Written by JJ Barnes
The best way to decide when to end your chapters is by giving yourself an approximate word count. As you are coming to meet that limit you wrap up the chapter to fit.
You can pick your chapter length based on what’s most appropriate for the genre you’re writing in. For instance, if you’re writing for children your chapters will naturally be shorter than if you’re writing for adults. In Nature-Girl Vs Worst Nightmare, I averaged about 1000 words per chapter. Whereas in Emerald Wren And The Coven Of Seven, I averaged about 2000 words per chapter. For more literary books you might write longer chapters, perhaps 3000 – 4000 words.
If you’re basing it on word length, and you know you have a dramatic moment coming, then as soon as you start approaching your word limit it’s time to start building to that dramatic moment.
End A Chapter On A Dramatic Moment
Ending your chapter on something intense and strong, without resolving it completely, is the hook for your reader to keep going into the next chapter. You’re aiming for “unputdownable” essentially. You want them to need to keep reading.
If you end a chapter on a dramatic moment, you still need to find a way to keep the reader hooked. So for instance if you have a big fight scene, the conclusion of the fight would be a natural stopping point. Try to conclude the fight whilst leaving something open to draw them on.
In Nature-Girl Vs Worst Nightmare, the middle chapter is a big fight scene between the teachers, the children, and the monsters. When the battle concludes, the children are sucked through a portal. Even though the chapter has finished, it makes you want to keep reading. You want to find out where the children have been taken.
End A Chapter Without A Complete Close
If the dramatic moment you’re building to is too far away to by the end of your chapter naturally, don’t rush it. Don’t cram it in so you’re cutting yourself off short.
The important thing about ending your chapter is ending it in a way that makes your audience want to keep going. For instance, if you end your chapter by sending your character to bed, it’s a complete close. There’s nothing drawing your reader to keep going. he character has no active conflict. Nothing they’re doing will make your reader want to find out what’s coming next.
However, if your character goes to bed and then you reveal to your audience that somebody is outside the house before ending your chapter, that will make them want to keep reading.
End A Chapter By Building To It

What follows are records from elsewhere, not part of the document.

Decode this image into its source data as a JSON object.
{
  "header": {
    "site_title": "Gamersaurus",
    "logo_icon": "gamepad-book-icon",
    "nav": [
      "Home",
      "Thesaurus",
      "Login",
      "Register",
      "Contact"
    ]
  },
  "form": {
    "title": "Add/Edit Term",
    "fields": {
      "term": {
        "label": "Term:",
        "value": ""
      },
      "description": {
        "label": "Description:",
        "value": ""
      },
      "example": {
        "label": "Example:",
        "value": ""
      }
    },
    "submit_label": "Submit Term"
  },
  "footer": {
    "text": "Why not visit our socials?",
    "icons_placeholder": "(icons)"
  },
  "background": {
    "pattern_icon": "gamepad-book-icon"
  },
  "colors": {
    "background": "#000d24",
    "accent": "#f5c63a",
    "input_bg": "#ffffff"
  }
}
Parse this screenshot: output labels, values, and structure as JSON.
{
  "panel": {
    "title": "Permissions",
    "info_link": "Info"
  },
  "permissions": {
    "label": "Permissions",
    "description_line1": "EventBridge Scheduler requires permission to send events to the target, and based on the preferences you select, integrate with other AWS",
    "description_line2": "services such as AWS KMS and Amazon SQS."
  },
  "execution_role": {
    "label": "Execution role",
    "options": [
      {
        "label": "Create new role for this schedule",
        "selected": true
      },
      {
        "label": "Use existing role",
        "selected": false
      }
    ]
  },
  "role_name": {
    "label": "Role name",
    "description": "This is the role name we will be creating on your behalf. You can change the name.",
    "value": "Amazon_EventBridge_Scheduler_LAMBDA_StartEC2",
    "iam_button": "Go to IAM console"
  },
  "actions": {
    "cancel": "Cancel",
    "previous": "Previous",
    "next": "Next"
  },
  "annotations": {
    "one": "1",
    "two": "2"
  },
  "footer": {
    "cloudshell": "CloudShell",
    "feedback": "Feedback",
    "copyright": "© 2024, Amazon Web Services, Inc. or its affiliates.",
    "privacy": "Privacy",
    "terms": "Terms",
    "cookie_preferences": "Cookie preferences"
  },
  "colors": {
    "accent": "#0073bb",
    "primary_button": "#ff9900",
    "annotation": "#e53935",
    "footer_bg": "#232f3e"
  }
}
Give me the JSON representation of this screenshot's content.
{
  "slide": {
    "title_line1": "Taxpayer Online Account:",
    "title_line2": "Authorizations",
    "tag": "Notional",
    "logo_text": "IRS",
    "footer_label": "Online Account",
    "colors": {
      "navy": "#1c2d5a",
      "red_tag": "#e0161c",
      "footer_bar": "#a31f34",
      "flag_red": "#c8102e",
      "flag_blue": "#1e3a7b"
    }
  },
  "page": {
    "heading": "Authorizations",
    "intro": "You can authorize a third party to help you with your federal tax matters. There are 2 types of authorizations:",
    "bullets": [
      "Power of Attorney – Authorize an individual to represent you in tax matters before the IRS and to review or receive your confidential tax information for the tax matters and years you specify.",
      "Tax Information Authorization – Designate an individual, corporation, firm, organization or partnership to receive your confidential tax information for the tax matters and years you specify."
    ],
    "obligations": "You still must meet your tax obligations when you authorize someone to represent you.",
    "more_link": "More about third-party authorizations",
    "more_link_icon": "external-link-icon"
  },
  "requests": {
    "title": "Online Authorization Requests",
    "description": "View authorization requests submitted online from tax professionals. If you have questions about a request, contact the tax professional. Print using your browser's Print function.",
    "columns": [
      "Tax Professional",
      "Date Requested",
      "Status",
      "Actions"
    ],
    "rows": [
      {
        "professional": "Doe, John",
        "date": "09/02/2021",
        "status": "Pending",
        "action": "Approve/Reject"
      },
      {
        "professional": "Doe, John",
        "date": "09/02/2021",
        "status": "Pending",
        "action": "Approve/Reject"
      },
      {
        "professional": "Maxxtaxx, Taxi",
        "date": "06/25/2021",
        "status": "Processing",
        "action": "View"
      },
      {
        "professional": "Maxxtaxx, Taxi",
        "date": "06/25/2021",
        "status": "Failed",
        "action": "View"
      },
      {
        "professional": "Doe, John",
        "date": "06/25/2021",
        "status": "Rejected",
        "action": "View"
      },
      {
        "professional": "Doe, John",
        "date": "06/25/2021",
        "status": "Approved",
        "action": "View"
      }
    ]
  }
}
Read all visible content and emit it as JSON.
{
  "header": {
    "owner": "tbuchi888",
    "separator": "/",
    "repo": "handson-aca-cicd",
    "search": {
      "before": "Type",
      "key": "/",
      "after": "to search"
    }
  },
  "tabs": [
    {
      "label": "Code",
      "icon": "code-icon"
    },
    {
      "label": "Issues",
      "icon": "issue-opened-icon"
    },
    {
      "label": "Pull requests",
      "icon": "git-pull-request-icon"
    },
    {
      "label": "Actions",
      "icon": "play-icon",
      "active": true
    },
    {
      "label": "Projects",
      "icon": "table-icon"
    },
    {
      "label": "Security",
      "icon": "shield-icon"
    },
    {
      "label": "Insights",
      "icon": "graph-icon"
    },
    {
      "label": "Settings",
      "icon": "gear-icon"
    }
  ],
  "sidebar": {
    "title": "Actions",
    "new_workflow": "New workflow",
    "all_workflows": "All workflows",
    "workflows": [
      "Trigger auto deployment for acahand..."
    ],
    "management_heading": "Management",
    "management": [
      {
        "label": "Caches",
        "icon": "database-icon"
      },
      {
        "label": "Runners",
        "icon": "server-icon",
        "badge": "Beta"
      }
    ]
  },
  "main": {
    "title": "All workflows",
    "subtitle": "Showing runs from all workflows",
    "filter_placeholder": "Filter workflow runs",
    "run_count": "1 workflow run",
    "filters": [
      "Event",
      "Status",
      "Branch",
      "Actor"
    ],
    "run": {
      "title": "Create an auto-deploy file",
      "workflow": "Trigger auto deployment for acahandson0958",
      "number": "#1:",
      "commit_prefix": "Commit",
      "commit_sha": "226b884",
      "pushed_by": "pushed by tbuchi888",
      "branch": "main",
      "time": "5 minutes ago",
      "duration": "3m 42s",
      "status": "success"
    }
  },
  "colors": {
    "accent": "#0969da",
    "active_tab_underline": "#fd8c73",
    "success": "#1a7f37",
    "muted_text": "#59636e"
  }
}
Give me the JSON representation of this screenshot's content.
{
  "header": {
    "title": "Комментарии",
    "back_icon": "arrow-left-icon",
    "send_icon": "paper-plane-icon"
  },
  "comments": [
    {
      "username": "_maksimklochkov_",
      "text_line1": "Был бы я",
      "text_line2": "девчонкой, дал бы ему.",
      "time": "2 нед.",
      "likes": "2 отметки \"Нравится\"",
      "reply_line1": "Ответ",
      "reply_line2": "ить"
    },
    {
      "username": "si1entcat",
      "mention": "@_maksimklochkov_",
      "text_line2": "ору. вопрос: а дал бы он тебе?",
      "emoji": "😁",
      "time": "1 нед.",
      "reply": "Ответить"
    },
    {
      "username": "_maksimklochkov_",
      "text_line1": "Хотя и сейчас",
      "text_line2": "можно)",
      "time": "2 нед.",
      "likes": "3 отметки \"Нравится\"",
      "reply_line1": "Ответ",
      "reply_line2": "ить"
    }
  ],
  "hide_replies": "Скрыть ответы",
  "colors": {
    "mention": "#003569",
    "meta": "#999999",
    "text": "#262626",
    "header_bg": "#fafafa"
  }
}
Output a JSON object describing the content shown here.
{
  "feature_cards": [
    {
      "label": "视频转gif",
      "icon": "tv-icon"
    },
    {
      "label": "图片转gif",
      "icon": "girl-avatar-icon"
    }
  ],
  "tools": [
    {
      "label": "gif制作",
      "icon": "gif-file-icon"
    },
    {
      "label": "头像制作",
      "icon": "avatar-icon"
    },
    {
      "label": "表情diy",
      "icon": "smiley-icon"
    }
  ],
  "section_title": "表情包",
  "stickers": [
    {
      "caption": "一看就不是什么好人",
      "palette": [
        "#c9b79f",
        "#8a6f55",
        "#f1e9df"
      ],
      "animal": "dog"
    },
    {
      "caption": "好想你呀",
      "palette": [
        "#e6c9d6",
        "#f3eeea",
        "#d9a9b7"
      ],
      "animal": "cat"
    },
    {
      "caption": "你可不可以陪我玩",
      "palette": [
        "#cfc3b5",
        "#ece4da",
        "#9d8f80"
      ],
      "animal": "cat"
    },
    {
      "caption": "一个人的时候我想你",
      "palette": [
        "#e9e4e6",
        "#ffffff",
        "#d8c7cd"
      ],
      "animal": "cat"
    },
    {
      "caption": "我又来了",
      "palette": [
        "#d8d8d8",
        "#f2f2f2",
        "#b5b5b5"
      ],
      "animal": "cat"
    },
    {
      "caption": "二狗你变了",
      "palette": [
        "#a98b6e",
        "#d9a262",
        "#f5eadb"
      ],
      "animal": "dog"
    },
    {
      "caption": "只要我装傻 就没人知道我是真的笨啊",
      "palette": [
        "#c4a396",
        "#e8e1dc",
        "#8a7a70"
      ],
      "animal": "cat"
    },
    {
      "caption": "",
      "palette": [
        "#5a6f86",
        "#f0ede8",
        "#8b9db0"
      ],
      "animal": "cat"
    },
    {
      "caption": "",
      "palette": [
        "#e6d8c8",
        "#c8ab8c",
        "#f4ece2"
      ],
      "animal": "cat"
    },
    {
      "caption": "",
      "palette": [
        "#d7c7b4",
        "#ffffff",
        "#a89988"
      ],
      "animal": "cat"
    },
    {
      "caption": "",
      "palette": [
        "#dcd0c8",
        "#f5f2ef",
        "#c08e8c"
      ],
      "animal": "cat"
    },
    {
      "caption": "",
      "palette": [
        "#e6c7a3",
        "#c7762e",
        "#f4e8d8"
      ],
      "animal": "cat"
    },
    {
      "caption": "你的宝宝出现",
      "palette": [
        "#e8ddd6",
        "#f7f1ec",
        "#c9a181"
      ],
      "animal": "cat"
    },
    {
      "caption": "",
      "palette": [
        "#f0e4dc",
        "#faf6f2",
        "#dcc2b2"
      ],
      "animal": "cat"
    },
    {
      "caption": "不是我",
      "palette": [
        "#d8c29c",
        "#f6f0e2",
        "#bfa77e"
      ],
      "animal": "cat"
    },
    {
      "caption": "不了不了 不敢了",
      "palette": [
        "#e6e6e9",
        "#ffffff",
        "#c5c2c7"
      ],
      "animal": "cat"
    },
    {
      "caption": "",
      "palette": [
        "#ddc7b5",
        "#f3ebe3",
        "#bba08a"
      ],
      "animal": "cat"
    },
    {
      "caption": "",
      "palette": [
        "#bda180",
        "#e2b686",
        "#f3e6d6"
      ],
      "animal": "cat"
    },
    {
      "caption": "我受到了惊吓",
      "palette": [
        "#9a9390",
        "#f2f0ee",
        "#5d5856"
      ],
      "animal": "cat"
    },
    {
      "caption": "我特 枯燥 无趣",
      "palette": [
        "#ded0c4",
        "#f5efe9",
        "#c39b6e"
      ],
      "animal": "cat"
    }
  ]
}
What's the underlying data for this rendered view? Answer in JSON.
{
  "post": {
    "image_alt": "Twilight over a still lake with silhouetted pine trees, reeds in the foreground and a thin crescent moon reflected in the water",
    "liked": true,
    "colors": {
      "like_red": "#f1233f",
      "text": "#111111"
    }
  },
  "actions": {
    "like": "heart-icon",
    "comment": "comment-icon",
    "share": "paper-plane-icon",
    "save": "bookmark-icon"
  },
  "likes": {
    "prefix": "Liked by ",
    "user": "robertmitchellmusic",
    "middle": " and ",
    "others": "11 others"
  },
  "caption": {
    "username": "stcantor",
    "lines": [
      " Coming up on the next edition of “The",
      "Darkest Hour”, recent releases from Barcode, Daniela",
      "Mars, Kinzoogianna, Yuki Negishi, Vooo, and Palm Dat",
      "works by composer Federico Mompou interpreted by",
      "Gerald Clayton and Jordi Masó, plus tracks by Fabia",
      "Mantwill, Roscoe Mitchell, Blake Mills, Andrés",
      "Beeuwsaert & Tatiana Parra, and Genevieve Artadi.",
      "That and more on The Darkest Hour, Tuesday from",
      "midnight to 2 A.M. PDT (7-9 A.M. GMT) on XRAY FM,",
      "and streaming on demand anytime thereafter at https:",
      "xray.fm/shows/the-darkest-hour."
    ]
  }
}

The end of the chapter is a natural moment for your reader to put the book down. You’re competing for the attention of your reader with their desire to go to sleep or get on with a task. You have to try and win that fight by luring them to keep reading further.
When you feel yourself getting to the end of the chapter, give your character something they’re either thinking about or wanting to do, or something external that will impact them soon. Your will audience want to come back and find out the result of that.
Do Chapters Matter?
In theory you could do away with chapters all together. Some writers do and just write a continuous story with no breaks. However, that can have the effect of making your reader feel like it’s arduous and never ending. When you reach the end of a chapter it feels like completion. It’s a satisfactory unit of story that allows the reader to feel like they understand what’s going on.
If the chapter feels too long it’ll start to become tedious. If it’s too short it’ll feel a bit sudden and disappointing.
Ultimately, chapters can be as long or as short as you want. They can be consistent or varied. It depends on your own personal style and your audience will either embrace it or not. But trying to keep your reader hooked so they want to keep reading should be something you aim for no matter the length of the chapter.
More From JJ Barnes:
I am an author, filmmaker, artist and youtuber, and I am the creator and editor of The Table Read.
You can find links to all my work and social media on my website: www.jjbarnes.co.uk
Buy my books: www.sirenstories.co.uk/books
Follow me on Twitter: @JudieannRose